We’ve all been teenagers at some point or another. Many remember how hard it was to get through those growing years. Whether your teen years were a breeze, or something you remember as a very hard time in your life, you know being a teenager isn’t an easy stage. When a teen in your life loses a loved one and you see them at the funeral homes in Denver, CO, grieving, here are some things you might do for them to help them through this hard time.
Remember Grief Has No Timeline
Grief is a unique animal that really has no timeline on it. Some people are going to go through the stages rather quickly and seem to be able to move on. Others are going to get stuck in certain stages, or go back and forth between a few stages. There’s no timeline on the process and teens tend to keep certain emotions to themselves. Try to let them guide their own grief, but be there for them for as long as they need you and beyond.
They’re Going Through A Lot Before Grief
Teens have to go through a lot even without the grieving process. They have a lot of hormones flowing and they are completely changing into the adults they were meant to be. They might be thinking and feeling things they don’t understand as it is. Then, you add grief into the mix and it can be even harder on them. Understand that their reaction to grief might be teen-like. They might try to brush things off, roll their eyes, and ignore what they are feeling. Still be there for them.
Teens have ways that they often react to things and they might try to test things in their behavior. Grief can also make people do things they may not have done otherwise. When the teen reacts to certain things, it is because they are a teen? Or is it because they are grieving? It could also be a little of each. You don’t want to brush off any behavior they show, but rather need to get to its core.
Allow Time Alone, But Not Isolation
You are going to want to allow your teen time alone when they need it. Anyone who is grieving is going to need time alone at times, and that’s okay. It’s normal to want that time to process things. But you aren’t going to want your teen to disappear into their rooms and not come out for anyone. Isolation is not a good thing for grief. Even if your teen doesn’t want to be around family, if they have some close friends they allow in, let that be the case.
Listen To Them Without Giving Answers To Problems
When your teen comes to you and want so talk, let them vent their emotions.
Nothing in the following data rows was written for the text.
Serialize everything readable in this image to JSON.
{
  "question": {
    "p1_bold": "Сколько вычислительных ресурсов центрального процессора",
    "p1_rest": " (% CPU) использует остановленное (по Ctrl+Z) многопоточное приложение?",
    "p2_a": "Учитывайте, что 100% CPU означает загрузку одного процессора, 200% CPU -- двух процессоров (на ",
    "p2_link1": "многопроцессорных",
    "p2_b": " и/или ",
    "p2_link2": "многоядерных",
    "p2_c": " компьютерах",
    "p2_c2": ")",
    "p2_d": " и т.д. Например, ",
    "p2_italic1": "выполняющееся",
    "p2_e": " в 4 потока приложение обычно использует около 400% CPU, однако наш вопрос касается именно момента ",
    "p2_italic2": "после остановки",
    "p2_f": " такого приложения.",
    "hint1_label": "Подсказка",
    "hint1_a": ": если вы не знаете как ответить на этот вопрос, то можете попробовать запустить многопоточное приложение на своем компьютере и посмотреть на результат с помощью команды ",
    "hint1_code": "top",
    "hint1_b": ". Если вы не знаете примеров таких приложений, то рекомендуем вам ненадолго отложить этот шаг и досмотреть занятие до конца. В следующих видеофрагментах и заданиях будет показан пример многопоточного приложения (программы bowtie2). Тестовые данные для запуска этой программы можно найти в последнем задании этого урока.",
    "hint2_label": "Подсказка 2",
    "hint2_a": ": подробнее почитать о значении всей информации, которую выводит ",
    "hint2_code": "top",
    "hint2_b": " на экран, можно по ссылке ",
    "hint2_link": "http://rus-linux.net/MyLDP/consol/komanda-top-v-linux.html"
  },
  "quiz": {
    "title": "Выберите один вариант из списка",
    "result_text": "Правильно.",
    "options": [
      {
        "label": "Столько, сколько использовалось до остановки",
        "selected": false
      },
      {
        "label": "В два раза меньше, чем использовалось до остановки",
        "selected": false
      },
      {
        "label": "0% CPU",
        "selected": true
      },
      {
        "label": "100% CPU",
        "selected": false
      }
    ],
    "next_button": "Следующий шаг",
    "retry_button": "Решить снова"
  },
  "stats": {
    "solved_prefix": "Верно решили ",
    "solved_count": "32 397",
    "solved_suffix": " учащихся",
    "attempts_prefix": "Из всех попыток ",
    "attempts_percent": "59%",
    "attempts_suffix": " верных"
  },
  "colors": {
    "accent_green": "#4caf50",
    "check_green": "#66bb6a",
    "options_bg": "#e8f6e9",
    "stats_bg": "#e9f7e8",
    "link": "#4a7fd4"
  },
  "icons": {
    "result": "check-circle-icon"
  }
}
Don’t try to answer their problems, because there really is no way to make them feel better about losing someone they care about. If you need more resources, funeral homes in Denver, CO can help. Visit our facilities now.